It took Chambers nearly nine years to write, but she said she had been thinking about it for much longer. Her creative life in TV and film made it easy for her to make excuses on why she couldn’t make the time to pursue her dream as a novelist. Chambers was mainly behind the scenes, supporting other artists’ visions, and said being out in front with her own is “wild, exhilarating and terrifying.”

“I grew up in a small, predominately White town, so I had that experience to draw from. I always knew I wanted to tell a story about being ‘the only one.’ But the ‘Swift River’ characters and the story are purely fictional,” Chambers said.

“Diamond came into focus slowly, as I figured out what the story needed. I think there were a few different short stories with different versions of Diamond. But I really got her voice once I understood the role her sense of humor would play in the way she saw the world.”

Chambers credits her ability to shape a story, how it travels and builds and pauses for laughter to her father and her uncles. She said that her parents introduced her to everything from fairy tales to James Baldwin. Her father always wanted to be a writer and both he and her mother were big readers, so it was inevitable that she’d one day write a book of her own, loosely inspired by her own upbringing as a biracial (Black identifying) girl in New England.

 “I did a ton of research about mill towns and the life of mill workers. As I was trying to build a family history and background for Diamond’s father, I discovered a book that really cracked my novel open.

“It is called ‘Sundown Towns: A Hidden Dimension of American Racism.’ I learned a ton about the history of my own hometown in the process. It was all incredibly eye-opening and cathartic,” Chambers said.

This novel has already received rave reviews from New York Times Best Selling authors Ann Napolitano and Curtis Sittenfeld and has been recommended for summer reading by Time, Real Simple, Book Page and the Los Angeles Times.

Chambers hasn’t intended to write a continuation of “Swift River” but she said “you never know.
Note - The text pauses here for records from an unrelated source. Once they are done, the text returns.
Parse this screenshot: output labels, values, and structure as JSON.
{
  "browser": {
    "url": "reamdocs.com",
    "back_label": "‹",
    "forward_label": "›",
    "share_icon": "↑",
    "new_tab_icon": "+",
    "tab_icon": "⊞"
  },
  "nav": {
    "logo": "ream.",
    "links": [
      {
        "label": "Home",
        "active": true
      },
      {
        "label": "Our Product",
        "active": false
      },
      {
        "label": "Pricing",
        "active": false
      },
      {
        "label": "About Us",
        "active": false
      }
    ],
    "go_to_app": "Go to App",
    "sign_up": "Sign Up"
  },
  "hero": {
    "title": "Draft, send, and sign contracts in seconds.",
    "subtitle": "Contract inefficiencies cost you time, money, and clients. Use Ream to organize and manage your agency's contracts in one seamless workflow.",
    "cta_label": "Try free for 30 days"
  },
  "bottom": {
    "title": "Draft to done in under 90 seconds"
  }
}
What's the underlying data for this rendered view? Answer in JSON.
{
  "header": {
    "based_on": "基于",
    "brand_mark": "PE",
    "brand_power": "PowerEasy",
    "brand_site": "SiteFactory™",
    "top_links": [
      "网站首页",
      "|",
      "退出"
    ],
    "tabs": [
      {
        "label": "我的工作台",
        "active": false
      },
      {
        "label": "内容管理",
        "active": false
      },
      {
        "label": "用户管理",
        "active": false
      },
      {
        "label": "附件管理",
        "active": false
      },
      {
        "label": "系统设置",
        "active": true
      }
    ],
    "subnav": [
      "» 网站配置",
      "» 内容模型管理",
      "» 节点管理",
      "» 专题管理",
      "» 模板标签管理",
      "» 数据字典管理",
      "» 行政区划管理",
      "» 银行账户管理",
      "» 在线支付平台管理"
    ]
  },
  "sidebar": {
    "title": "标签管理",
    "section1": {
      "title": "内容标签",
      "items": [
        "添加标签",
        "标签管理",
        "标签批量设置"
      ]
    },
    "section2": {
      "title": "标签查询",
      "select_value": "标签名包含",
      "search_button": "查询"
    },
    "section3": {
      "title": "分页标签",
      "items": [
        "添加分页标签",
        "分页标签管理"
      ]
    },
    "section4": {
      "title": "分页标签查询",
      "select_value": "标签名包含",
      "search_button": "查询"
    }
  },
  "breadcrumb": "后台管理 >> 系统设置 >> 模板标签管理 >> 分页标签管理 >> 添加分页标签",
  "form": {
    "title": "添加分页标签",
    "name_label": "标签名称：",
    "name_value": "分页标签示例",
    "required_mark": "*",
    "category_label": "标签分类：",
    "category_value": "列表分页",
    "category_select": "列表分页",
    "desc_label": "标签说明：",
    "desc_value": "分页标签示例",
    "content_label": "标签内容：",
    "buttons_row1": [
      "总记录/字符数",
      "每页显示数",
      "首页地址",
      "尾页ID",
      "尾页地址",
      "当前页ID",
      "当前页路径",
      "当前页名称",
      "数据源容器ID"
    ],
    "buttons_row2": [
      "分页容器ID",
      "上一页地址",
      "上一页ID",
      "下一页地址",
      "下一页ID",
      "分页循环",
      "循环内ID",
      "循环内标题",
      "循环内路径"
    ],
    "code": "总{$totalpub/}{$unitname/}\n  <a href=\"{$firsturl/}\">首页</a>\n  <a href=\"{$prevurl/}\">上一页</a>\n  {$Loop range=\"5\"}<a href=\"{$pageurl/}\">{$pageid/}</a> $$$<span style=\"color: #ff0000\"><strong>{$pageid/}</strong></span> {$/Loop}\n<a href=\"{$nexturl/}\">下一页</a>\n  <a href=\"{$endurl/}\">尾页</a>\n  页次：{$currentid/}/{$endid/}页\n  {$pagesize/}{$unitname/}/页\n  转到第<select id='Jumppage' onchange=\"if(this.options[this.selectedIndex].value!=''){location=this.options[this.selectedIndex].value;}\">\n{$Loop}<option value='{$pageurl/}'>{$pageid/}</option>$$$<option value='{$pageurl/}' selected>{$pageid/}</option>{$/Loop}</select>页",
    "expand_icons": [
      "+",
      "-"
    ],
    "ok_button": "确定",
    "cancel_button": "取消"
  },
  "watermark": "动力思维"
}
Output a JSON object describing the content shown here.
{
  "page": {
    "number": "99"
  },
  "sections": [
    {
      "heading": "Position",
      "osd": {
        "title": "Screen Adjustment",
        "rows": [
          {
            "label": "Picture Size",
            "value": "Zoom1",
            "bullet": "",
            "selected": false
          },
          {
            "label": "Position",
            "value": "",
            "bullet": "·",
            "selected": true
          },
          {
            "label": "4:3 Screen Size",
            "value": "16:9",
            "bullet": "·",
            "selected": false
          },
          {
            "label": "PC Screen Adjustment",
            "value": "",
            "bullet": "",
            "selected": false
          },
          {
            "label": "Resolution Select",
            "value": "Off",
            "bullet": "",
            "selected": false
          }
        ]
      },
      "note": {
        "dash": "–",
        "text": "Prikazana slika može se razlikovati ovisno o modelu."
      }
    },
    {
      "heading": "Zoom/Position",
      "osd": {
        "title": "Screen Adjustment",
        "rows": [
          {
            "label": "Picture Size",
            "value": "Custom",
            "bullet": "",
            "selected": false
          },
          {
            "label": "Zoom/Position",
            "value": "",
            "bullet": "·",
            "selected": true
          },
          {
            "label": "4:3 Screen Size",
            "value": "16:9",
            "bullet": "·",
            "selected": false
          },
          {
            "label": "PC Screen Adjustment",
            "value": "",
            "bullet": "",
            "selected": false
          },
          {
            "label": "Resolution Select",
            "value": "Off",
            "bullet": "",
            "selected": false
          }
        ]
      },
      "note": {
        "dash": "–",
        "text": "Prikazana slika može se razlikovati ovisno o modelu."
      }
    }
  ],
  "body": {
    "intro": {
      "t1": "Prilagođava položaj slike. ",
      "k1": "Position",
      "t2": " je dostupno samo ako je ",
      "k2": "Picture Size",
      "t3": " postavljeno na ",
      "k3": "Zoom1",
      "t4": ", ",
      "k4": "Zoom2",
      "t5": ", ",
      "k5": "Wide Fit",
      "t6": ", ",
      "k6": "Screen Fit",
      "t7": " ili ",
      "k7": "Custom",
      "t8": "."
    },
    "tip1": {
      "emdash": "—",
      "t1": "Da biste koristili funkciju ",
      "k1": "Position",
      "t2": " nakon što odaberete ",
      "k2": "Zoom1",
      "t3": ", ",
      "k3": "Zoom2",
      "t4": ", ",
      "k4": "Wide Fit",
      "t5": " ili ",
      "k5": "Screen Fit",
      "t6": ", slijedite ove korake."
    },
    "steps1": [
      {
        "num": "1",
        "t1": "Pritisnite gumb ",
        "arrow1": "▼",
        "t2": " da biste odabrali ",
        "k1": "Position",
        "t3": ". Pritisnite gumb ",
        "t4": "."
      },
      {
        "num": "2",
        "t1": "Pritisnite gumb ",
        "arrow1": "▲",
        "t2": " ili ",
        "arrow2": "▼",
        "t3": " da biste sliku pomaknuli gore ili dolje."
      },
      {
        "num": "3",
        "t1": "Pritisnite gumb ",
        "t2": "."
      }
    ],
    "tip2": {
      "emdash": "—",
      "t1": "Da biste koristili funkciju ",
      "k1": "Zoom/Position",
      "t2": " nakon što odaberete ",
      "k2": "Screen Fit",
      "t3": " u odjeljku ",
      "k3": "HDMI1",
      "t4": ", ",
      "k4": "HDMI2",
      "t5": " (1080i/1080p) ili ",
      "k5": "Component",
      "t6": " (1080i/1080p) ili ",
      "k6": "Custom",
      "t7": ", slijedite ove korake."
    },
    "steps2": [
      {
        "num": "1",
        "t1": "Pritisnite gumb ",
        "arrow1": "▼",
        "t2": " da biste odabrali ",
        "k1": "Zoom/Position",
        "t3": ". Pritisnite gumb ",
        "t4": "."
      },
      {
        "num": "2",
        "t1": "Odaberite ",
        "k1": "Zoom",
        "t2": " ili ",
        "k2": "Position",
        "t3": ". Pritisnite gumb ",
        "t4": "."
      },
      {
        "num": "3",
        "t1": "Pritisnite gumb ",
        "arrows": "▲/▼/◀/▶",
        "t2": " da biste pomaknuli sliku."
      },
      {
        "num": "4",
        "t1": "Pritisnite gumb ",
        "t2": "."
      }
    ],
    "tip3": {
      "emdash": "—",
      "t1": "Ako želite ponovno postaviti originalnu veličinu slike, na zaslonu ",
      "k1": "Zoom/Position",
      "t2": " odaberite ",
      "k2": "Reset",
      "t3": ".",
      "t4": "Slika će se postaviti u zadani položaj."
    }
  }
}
She also said it’s fun to think about “Swift River” as a film and she’d love to see that happen one day.

“I hope that readers think about their own families, their roots; about what home means to them — the home of their childhood, the home of now, the one they take everywhere they go,” Chambers said.

Swift River is on sale now wherever books are sold and Chambers will be at Book Soup for an event on June 28, at 7 p.m.